Tuesday, April 14
Skipped breakfast and headed straight to the Royal Palace. Kept hearing Cinderella’s song in my head, from the Into the Woods musical, ‘He’s a very nice prince…’ Though since his father, Juan Carlos, abdicated last year, the Prince is now King Felipe VI, and his heir presumptive is his eldest daughter Leonor, Princess of Asturias. Here’s a photo I like of the three generations of Spanish royals. Yeah, she’s got this.
It’s pretty much grandeur, everywhere you look. Here’s the view from where I’m standing –
There were swarms of humans buzzing around the palace. The first guard I approached shook his head at my Spain museum card. I walked on to another entrance and the security guard looked at it and waved me through. I still paid admission, happy to, but I wasn’t in line behind the sixty zillion tour groups of Asians and school children. Win!
Asked at the ticket counter about a tour in English, and as luck would have it there was one in twenty minutes for an additional four euros. What a deal. It turned out to be a nice young woman guide and a young couple from Brooklyn. A private tour, basically.
Sadly no photos permitted, except in the front entry, the grand staircase, and a corridor.
Just to give you a sense of the scale.Again, looking upThe guide’s English was so-so, but her enthusiasm and patience were stellar. At one point, after the over-the-top state dining room (formerly three rooms of the Queens and rococo as all get out) she gave us a number of personal recommendations for places to eat. Apparently, Clinton was the last President to officially visit Spain, and he is still highly regarded for this in Spain. Maybe Clinton will be the next President to visit, too. Just putting it out there.
We toured around twenty rooms of the palace and there are thousands more. It was built after a fire on Christmas Even in 1734 destroyed the former Alcázar (they threw Las Meninas out of a window to save it).
There is so much freaking splendor, it feels both aggressive and oppressive – behold the power and might of Reino de España – it’s clearly more suited to be a national heritage museum than any place you’d want to raise a family.
If you are like me, you wonder – who cleans this stuff? I mean, they’d have to have high-level security clearance to start, and arcane cleaning skills to cope with silk wallpaper and walls decorated with 200-year-old porcelain bas-reliefs, not to mention miles of Spanish marble floors, gilded carved wood frames, French crystal chandeliers by the score with a thousand lights a pop (currently halogen). No mop and go. King Charles IV was another clock aficionado, like our friend the Marquis de Cerralbo. Clocks were the latest in technology and science, the iPhone of their age, said the guide. Dozens of these clocks are in the palace, all in working order. Who winds them? For that matter, who dusts the collection of Stradivarius? It’s got to be a highly paid, niche career.

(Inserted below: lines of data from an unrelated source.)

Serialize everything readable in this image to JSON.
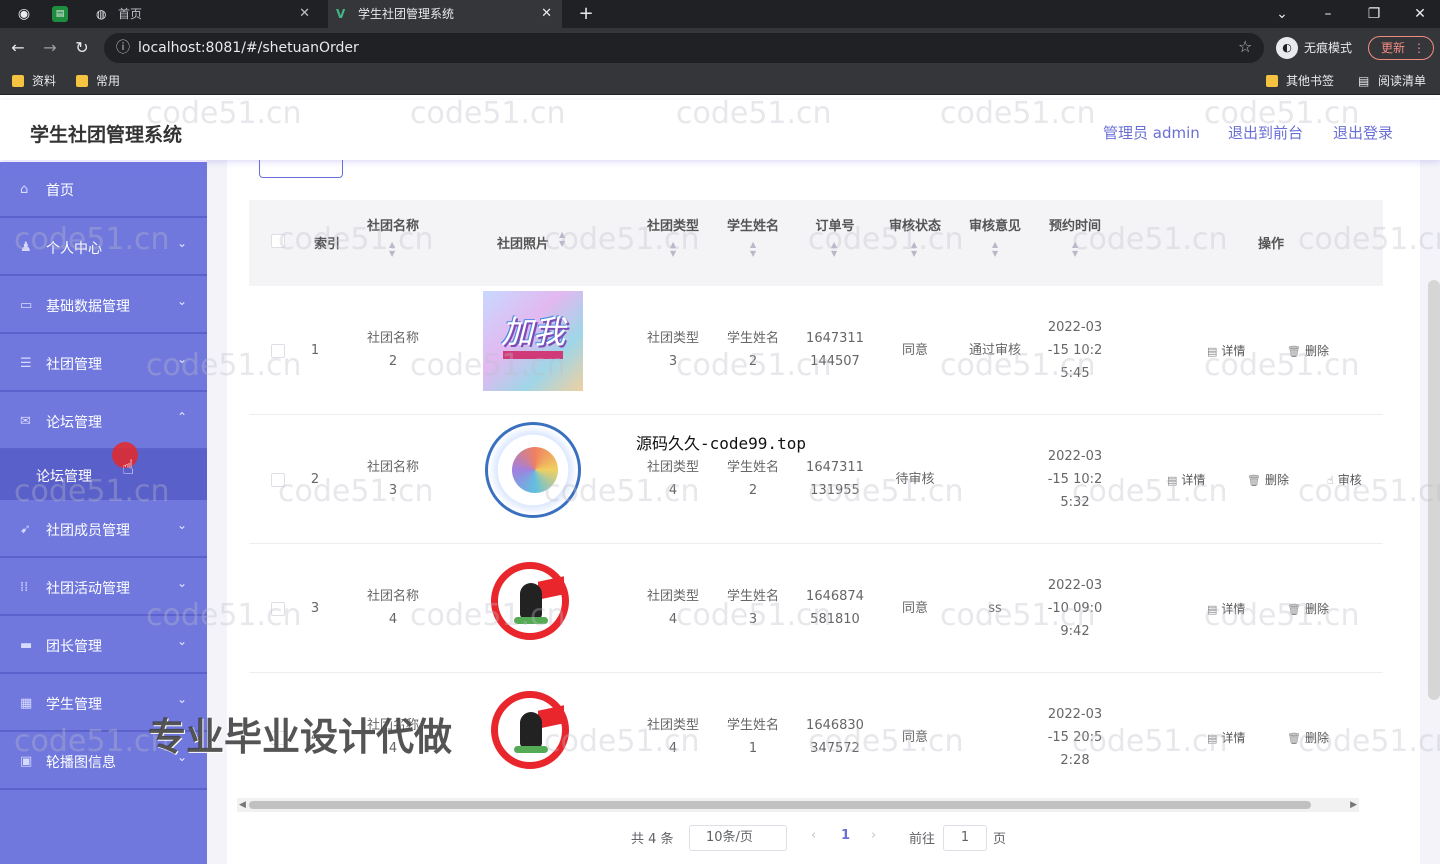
{
  "browser": {
    "tabs": [
      {
        "label": "首页"
      },
      {
        "label": "学生社团管理系统"
      }
    ],
    "url": "localhost:8081/#/shetuanOrder",
    "incognito_label": "无痕模式",
    "update_label": "更新",
    "bookmarks": [
      "资料",
      "常用"
    ],
    "other_bookmarks": "其他书签",
    "reading_list": "阅读清单"
  },
  "header": {
    "title": "学生社团管理系统",
    "user": "管理员 admin",
    "to_front": "退出到前台",
    "logout": "退出登录"
  },
  "sidebar": {
    "items": [
      {
        "label": "首页",
        "icon": "home-icon"
      },
      {
        "label": "个人中心",
        "icon": "user-icon"
      },
      {
        "label": "基础数据管理",
        "icon": "box-icon"
      },
      {
        "label": "社团管理",
        "icon": "list-icon"
      },
      {
        "label": "论坛管理",
        "icon": "chat-icon"
      },
      {
        "label": "社团成员管理",
        "icon": "send-icon"
      },
      {
        "label": "社团活动管理",
        "icon": "grid-icon"
      },
      {
        "label": "团长管理",
        "icon": "card-icon"
      },
      {
        "label": "学生管理",
        "icon": "table-icon"
      },
      {
        "label": "轮播图信息",
        "icon": "image-icon"
      }
    ],
    "active_sub": "论坛管理"
  },
  "table": {
    "headers": {
      "index": "索引",
      "club_name": "社团名称",
      "club_photo": "社团照片",
      "club_type": "社团类型",
      "student_name": "学生姓名",
      "order_no": "订单号",
      "review_status": "审核状态",
      "review_comment": "审核意见",
      "booking_time": "预约时间",
      "actions": "操作"
    },
    "rows": [
      {
        "index": "1",
        "club_name": [
          "社团名称",
          "2"
        ],
        "club_type": [
          "社团类型",
          "3"
        ],
        "student_name": [
          "学生姓名",
          "2"
        ],
        "order_no": [
          "1647311",
          "144507"
        ],
        "status": "同意",
        "comment": "通过审核",
        "time": [
          "2022-03",
          "-15 10:2",
          "5:45"
        ],
        "photo": "join-us-poster"
      },
      {
        "index": "2",
        "club_name": [
          "社团名称",
          "3"
        ],
        "club_type": [
          "社团类型",
          "4"
        ],
        "student_name": [
          "学生姓名",
          "2"
        ],
        "order_no": [
          "1647311",
          "131955"
        ],
        "status": "待审核",
        "comment": "",
        "time": [
          "2022-03",
          "-15 10:2",
          "5:32"
        ],
        "photo": "school-logo"
      },
      {
        "index": "3",
        "club_name": [
          "社团名称",
          "4"
        ],
        "club_type": [
          "社团类型",
          "4"
        ],
        "student_name": [
          "学生姓名",
          "3"
        ],
        "order_no": [
          "1646874",
          "581810"
        ],
        "status": "同意",
        "comment": "ss",
        "time": [
          "2022-03",
          "-10 09:0",
          "9:42"
        ],
        "photo": "red-badge"
      },
      {
        "index": "4",
        "club_name": [
          "社团名称",
          "4"
        ],
        "club_type": [
          "社团类型",
          "4"
        ],
        "student_name": [
          "学生姓名",
          "1"
        ],
        "order_no": [
          "1646830",
          "347572"
        ],
        "status": "同意",
        "comment": "",
        "time": [
          "2022-03",
          "-15 20:5",
          "2:28"
        ],
        "photo": "red-badge"
      }
    ],
    "actions": {
      "detail": "详情",
      "delete": "删除",
      "review": "审核"
    }
  },
  "pagination": {
    "total": "共 4 条",
    "page_size": "10条/页",
    "current": "1",
    "goto_label": "前往",
    "goto_value": "1",
    "page_unit": "页"
  },
  "overlays": {
    "source_text": "源码久久-code99.top",
    "promo_text": "专业毕业设计代做",
    "watermark": "code51.cn"
  },
  "colors": {
    "sidebar": "#7078de",
    "accent": "#6a6fd6"
  }
}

The guide explained that the King and Queen never sit on the thrones, they stand on the steps because the monarchy no longer rules the people. Interesting but I’d bet cash money King Felipe sat on that throne at least once when he was a boy.
A family portrait, recently unveiled and decades in the painting, has an interestingly retro /modern feel – the lightness of the background, the brushwork varying from loose to precise, the dated clothes (oh why, Queen Sophia? Why shoulder pads and big florals?) the visible grid. It’s no Las Meninas, but it’s interesting.
The current monarch is impossibly handsome, not often the case for the prior job holders. I wonder if he ever takes his daughter to the office on Bring Your Kid to Work day, or when Mom has to open a fête. Queen Letizia is a beauty, if frighteningly thin. I wish her future highness all the best. Go ladies!
Dropped some ducats in the gift shop. As souvenirs go, they were classy. Afterwards strolled through the garden to a restaurant our guide recommended, Taverna Botin. The smells of the grilled lamb and roast beef wafted out onto the street – alluring. Ordered the menu del dia – soup, stew, wine and apple fritter. I did the reverse of Christ at Cana, replaced wine with water, but otherwise ate what came. I had forgotten what nutrition tasted like. The soup (broth, thin noodles, chickpea) was delicious, and the stew, to my surprise, tasted like really, really good Brunswick stew.
The last thing I expected was a southern Georgia flavor. I could feel my body cheering for protein after two weeks of mostly pastry, jambon, and café con leche. I was so stuffed I couldn’t finish the fritter.I was seated in the foreign tourists’ room – all Austrian, Asian and Americans – but the food was tasty and satisfying so it mattered not. Read Grace Burrowes’ latest, The Duke’s Disaster (also tasty and satisfying) on my iPad, leisurely ate my meal, and afterwards embraced my first siesta.